Nestled between the majestic Mount Baker and the shimmering waters of Bellingham Bay, Bellingham, Washington, has a rich and fascinating history that has shaped its development into the vibrant city it is today. From its early Indigenous inhabitants to its growth as an important economic and cultural center, Bellingham's history intertwines with the political environment and unique geography of the region.
Long before European settlers arrived, the region of Bellingham was home to several Indigenous peoples, including the Coast Salish and Lummi tribes. These tribes thrived in the area, relying on the abundant natural resources provided by the land and sea. The Coast Salish tribes, known for their artistic traditions and extensive trade networks, had a profound connection to the region's landscape and its marine life.
In the mid-19th century, European settlers began to arrive in the region, driven by the search for gold and fertile farmland. The signing of the Treaty of Point Elliott in 1855, which allocated reservations to the local tribes, marked a significant political event in Bellingham's history. Despite this agreement, tensions between settlers and Indigenous communities persisted, often fueled by conflicting land claims and cultural misunderstandings.

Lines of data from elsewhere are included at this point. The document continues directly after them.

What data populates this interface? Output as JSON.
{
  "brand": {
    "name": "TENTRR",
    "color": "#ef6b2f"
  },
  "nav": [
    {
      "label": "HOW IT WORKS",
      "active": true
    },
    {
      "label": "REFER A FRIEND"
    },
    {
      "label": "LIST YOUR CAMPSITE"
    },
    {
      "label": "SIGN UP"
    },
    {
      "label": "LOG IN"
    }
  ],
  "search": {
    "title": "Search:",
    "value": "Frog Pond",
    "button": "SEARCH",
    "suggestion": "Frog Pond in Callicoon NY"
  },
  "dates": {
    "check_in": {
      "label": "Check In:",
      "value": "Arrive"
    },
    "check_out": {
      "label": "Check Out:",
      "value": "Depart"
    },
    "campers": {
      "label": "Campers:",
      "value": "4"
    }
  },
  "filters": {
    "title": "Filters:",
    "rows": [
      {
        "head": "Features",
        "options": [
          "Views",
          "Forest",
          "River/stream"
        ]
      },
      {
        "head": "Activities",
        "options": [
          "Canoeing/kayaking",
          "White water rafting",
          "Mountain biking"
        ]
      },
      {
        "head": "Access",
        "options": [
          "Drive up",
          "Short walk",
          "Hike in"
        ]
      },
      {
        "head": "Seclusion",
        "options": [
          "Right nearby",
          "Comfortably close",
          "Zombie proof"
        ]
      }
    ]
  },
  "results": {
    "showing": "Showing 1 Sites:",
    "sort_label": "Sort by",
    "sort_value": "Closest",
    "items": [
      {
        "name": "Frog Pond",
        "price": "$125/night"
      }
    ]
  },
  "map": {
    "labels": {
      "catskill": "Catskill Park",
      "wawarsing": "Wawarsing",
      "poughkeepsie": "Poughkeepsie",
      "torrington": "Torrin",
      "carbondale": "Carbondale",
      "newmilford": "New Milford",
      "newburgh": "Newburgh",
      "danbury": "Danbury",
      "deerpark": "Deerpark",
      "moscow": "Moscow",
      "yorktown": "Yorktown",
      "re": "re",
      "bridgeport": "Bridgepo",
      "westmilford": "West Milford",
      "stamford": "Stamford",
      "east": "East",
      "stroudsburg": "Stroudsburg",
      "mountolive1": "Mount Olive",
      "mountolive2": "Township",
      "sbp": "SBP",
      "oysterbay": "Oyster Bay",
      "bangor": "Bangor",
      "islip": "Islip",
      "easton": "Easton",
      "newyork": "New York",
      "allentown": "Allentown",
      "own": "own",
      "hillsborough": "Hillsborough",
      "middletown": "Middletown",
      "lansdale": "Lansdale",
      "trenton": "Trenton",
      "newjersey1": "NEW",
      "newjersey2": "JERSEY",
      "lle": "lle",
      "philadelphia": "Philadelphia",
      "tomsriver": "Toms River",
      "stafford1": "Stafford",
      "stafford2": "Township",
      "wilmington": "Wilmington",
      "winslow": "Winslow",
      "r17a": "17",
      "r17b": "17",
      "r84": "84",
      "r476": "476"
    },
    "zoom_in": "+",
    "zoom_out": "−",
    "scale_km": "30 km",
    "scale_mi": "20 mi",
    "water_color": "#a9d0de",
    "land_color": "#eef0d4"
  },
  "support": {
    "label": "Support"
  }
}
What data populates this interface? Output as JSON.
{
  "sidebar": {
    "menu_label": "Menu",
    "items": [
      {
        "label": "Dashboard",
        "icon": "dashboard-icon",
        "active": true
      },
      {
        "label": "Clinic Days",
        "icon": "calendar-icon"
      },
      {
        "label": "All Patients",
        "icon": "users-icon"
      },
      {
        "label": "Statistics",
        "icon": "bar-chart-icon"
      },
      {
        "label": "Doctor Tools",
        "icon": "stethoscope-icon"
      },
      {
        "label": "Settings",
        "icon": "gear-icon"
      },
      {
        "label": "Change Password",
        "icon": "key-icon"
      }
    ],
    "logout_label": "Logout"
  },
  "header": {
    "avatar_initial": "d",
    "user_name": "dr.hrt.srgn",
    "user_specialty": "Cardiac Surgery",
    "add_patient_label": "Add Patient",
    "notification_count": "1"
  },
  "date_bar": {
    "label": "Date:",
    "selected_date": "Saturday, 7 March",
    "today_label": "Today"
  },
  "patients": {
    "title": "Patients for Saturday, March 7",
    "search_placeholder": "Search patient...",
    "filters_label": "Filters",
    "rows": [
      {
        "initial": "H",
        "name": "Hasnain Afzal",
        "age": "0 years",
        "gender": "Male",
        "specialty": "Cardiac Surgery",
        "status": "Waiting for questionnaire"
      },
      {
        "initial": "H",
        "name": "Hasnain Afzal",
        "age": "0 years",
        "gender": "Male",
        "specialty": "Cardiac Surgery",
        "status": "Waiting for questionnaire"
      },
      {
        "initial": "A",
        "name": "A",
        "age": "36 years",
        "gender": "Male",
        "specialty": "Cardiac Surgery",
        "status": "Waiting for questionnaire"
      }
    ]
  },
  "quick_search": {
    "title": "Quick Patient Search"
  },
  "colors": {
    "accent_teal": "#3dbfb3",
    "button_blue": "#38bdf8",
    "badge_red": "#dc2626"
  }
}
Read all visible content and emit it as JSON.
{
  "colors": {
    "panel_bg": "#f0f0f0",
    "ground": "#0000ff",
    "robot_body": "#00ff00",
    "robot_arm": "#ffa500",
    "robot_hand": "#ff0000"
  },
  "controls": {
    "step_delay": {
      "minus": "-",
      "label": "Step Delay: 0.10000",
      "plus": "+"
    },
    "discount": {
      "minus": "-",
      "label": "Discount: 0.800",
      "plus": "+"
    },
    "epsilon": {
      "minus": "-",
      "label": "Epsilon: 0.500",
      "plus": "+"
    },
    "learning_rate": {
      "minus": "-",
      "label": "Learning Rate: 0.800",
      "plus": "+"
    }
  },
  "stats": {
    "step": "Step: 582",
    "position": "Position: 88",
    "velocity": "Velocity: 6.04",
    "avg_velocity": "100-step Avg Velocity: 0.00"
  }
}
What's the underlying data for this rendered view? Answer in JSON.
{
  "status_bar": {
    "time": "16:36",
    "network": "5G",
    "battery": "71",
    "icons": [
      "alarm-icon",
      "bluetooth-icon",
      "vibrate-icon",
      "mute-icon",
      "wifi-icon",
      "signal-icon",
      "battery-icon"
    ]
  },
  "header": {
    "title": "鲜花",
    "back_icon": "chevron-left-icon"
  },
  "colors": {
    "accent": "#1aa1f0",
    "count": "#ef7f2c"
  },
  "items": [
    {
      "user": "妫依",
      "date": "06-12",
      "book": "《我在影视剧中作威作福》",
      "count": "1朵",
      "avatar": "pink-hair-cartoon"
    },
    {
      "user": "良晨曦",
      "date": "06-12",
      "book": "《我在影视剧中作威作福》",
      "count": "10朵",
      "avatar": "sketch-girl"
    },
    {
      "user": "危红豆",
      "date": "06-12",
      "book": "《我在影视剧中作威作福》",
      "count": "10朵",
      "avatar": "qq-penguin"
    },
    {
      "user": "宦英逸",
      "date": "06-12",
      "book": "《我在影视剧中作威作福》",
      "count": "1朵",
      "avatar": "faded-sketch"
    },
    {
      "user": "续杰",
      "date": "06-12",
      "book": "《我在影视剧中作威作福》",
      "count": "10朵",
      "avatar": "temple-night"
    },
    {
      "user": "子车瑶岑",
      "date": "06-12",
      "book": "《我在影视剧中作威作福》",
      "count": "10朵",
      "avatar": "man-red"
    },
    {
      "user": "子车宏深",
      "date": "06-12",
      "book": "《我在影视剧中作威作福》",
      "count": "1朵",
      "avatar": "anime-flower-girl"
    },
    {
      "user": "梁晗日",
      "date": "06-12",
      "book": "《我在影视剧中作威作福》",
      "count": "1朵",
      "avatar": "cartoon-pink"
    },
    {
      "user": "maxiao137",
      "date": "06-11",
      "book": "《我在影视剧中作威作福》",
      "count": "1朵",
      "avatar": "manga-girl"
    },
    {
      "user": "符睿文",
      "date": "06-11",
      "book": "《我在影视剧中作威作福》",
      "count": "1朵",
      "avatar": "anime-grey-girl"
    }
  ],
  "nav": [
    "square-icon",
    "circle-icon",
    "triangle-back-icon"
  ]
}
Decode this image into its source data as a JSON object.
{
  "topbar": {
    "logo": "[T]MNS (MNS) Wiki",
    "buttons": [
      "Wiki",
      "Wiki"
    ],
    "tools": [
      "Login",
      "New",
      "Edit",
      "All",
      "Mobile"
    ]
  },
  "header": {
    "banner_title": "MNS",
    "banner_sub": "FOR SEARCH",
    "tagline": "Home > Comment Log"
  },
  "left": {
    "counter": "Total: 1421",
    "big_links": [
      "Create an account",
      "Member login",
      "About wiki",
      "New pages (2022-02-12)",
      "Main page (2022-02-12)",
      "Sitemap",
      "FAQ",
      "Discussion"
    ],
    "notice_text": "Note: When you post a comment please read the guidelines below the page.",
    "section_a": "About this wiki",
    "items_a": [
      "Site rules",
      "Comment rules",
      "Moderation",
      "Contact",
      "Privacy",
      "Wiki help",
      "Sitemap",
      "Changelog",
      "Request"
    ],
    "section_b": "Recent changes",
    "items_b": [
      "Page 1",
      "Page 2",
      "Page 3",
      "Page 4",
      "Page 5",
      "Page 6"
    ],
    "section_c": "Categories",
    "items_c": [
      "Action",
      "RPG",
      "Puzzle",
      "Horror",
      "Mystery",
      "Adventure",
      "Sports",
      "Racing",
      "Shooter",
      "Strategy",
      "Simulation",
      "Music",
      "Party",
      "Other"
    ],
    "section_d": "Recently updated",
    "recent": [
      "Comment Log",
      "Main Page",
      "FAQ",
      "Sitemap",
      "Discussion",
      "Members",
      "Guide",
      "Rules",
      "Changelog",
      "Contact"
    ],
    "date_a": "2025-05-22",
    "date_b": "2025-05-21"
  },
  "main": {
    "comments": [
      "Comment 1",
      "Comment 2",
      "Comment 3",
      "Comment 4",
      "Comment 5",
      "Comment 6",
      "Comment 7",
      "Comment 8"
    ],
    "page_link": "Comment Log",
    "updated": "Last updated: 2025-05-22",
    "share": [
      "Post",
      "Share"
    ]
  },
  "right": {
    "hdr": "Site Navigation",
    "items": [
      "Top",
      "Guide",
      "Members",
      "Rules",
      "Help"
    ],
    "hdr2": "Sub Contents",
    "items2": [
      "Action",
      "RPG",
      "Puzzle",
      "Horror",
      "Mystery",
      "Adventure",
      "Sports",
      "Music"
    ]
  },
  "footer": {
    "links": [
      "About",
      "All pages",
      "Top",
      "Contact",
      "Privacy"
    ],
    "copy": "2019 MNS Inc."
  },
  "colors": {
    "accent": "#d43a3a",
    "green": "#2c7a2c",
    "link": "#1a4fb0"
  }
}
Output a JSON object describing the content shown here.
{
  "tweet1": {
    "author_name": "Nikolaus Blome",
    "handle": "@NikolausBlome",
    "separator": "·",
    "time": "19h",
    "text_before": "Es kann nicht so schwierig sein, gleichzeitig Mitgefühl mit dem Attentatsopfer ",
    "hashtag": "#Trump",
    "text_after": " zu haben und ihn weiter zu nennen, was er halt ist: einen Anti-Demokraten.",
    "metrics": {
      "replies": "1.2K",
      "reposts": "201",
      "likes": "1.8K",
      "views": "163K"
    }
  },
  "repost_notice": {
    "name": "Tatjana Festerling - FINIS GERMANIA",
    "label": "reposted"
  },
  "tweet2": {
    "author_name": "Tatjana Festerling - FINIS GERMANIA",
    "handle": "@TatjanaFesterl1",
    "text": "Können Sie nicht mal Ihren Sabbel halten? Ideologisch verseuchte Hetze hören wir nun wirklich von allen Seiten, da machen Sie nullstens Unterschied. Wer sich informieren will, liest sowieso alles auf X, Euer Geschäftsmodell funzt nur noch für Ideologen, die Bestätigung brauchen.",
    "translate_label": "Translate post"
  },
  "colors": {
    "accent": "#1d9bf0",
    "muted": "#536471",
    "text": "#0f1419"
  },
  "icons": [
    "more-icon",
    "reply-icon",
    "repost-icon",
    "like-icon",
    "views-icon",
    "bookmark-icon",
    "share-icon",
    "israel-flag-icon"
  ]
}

The establishment of a coal mine in nearby Sehome by Henry Roeder in 1852 laid the foundation for Bellingham's future growth. In 1853, Roeder and Russell Peabody founded the town of Whatcom, which would later merge with other nearby settlements to form Bellingham. As the city developed, industries such as fishing, timber, and shipping played a pivotal role in its economy.
Bellingham's geography has had a profound impact on its historical development. Situated on Bellingham Bay, the city became an important shipping hub in the late 19th and early 20th centuries, connecting the region's industries to the wider world. The presence of natural resources, including timber, coal, and fish, attracted investment and facilitated economic growth. Furthermore, the proximity of Mount Baker has not only shaped the city's iconic skyline but also provided a scenic backdrop for recreational activities such as hiking and skiing.
Bellingham experienced significant political and economic transitions during its history. The 20th century saw the decline of the fishing and timber industries, leading to an economic shift toward education, healthcare, and technology. The establishment of Western Washington University in 1893 and the growth of the healthcare sector contributed to Bellingham's emergence as a regional center for education and medical services.
Throughout its history, Bellingham has been a hub for labor movements and political activism. In the early 20th century, the Industrial Workers of the World (IWW) gained influence in the local timber industry, leading to conflicts with company owners and law enforcement. The 1907 Bellingham riots, marked by violent clashes between IWW members and vigilantes, reflected the intense social and political tensions of the era. These events shaped the city's labor history and contributed to the development of workers' rights and organized labor in the region.